The South Texas Collector’s Expo was held Jan. 24 and 25.

There were many television and movie actors who were part of this event that seemed to amaze many.

  • Paul Blake (Greedo; Star Wars)
  • Austin St. John (The original Red Power Ranger)
  • Karan Ashley (Yellow Power Ranger)
  • Naomi Grossman (Pepper; American Horror Story)
  • Peter Shinkoda (Falling Skies & Daredevil)
  • Voice actor Mark Dodson

Sam Jones, who plays Flash Gordon in the blockbuster movie, Flash Gordon, attended, along with his costar Melody Anderson, who talked about their collaboration with each other.

“Sam was really a great friend,” Anderson said. “He’s wonderful, and full of energy. I wish I could bottle what he’s on.”

Anderson gave advice to students who want to pursue a career in acting.

“College or technical degree. Get out and join community theaters,” Anderson said.

Naomi Grossman gave the same advice.

“First off, really love it because its not easy. You gotta love the work, not just the idea of being famous,” Grossman said.

She attended Northwestern University, and advised learning liberal arts. Knowing a little bit of everything goes a long way, she said.

“Be persistent…. success did not come easy… put your work out there,”Grossman said.

The Student Center was packed with Laredoans and even some people from out of town, who were there to enjoy what the Collectors Expo had to offer.

Several visitors said the environment itself felt very warm and inviting. Immediately, one can see the participation of the public was very enlightening.

Citizens, young and old, cosplayed their favorite comic book characters and villains.

What caught most people’s attention to these cosplayers was that most of their costumes were homemade. Any ordinary objects from home could make an iron shield, or flashy costume, or weapon.

Professional cosplayers held a panel on Sunday explaining and answering the audience’s questions about the making of their costumes, and what it means to them. The cosplayers, professionally known as Lord Vishus, Leanna Vamp, Nicole Marie-Jean, and Ani Mia, all shared the experiences, tricks and aspirations for the world of cosplaying.

They said that usually a costume takes about two weekends to six months to prepare, all depending on the complexity of it.

Many wonder, why go through all the trouble for just one costume? For these devoted cosplayers,  displaying their art is more than just a simple pasttime, they said.

When Marie-Jean was asked what her favorite part of conventions and opportunities to share their costumes were, she explained, “Enthusiasm that people have for fandoms, that nerds connect, it’s like I’m home now and we’re all into the same stuff. Anyone can be a cosplayer.”

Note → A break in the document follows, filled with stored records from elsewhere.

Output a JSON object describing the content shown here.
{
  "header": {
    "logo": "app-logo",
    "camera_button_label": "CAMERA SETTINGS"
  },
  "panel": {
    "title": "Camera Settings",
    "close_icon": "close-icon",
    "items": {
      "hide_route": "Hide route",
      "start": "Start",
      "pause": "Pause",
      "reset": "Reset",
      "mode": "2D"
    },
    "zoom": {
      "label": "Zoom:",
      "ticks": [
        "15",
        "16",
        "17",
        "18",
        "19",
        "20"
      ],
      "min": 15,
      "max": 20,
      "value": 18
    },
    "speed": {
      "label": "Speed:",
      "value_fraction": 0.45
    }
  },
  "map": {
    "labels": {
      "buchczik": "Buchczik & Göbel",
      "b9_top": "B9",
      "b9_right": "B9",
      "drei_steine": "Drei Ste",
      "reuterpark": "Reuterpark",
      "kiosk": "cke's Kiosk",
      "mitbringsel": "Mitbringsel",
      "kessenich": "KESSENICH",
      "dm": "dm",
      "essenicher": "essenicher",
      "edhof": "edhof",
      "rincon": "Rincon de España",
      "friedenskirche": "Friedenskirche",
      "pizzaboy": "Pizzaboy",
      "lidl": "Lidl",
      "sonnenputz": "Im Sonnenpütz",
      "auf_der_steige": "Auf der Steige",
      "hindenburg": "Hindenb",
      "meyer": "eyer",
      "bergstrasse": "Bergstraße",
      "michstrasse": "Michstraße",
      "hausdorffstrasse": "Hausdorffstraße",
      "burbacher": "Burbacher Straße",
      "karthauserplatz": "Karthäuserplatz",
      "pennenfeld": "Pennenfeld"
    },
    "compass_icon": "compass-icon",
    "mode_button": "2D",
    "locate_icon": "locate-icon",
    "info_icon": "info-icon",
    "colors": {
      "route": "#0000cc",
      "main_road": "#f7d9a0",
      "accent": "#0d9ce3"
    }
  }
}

It doesn’t matter about your size, shape, height, age. If people see your passion about your costume they will love it. Find something you love, and make it your own.”

— Cosplayer Lord Vishus

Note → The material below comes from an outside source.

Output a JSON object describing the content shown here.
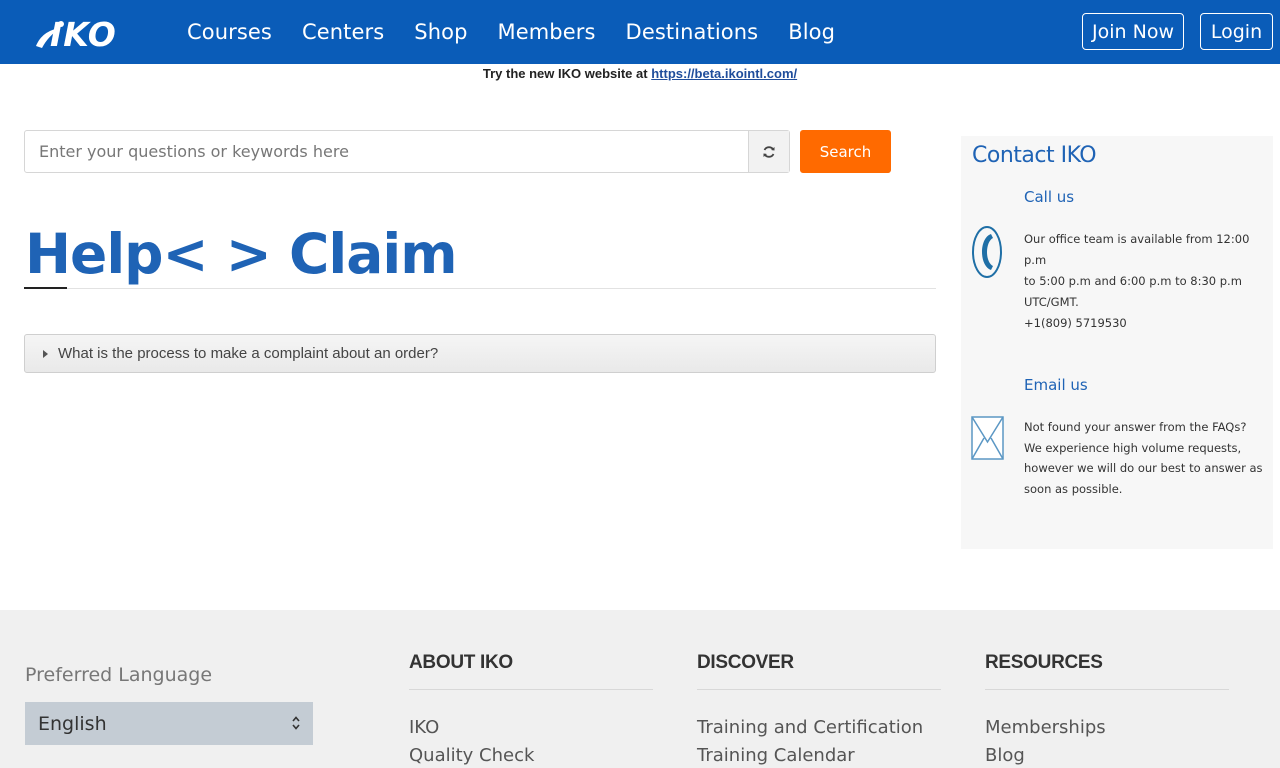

“It doesn’t matter about your size, shape, height, age. If people see your passion about your costume they will love it. Find something you love, and make it your own,” Vishus explained.

“If you’re having fun, your doing it right,” Vamp added. Everyone who wore a costume had the chance to participate in the costume contest.

As if wearing a costume weren’t enough, participants would go on stage and reenact a scene as the character they are representing from a movie, show, or comic book.

There were a variety of booths and merchandise from any type of  anime\comic super heroes and super-villains.

Most of the product’s seemed impressively made and stitched by hand.

Margret Rivera explained the process of making dolls and paintings. She said to make her clay necklaces she uses sculpting clay and has been working with that clay for 8 years. She learned mainly from watching YouTube tutorials.

Many spectators brought their own cameras and were seen taking photos with their favorite “heroes.”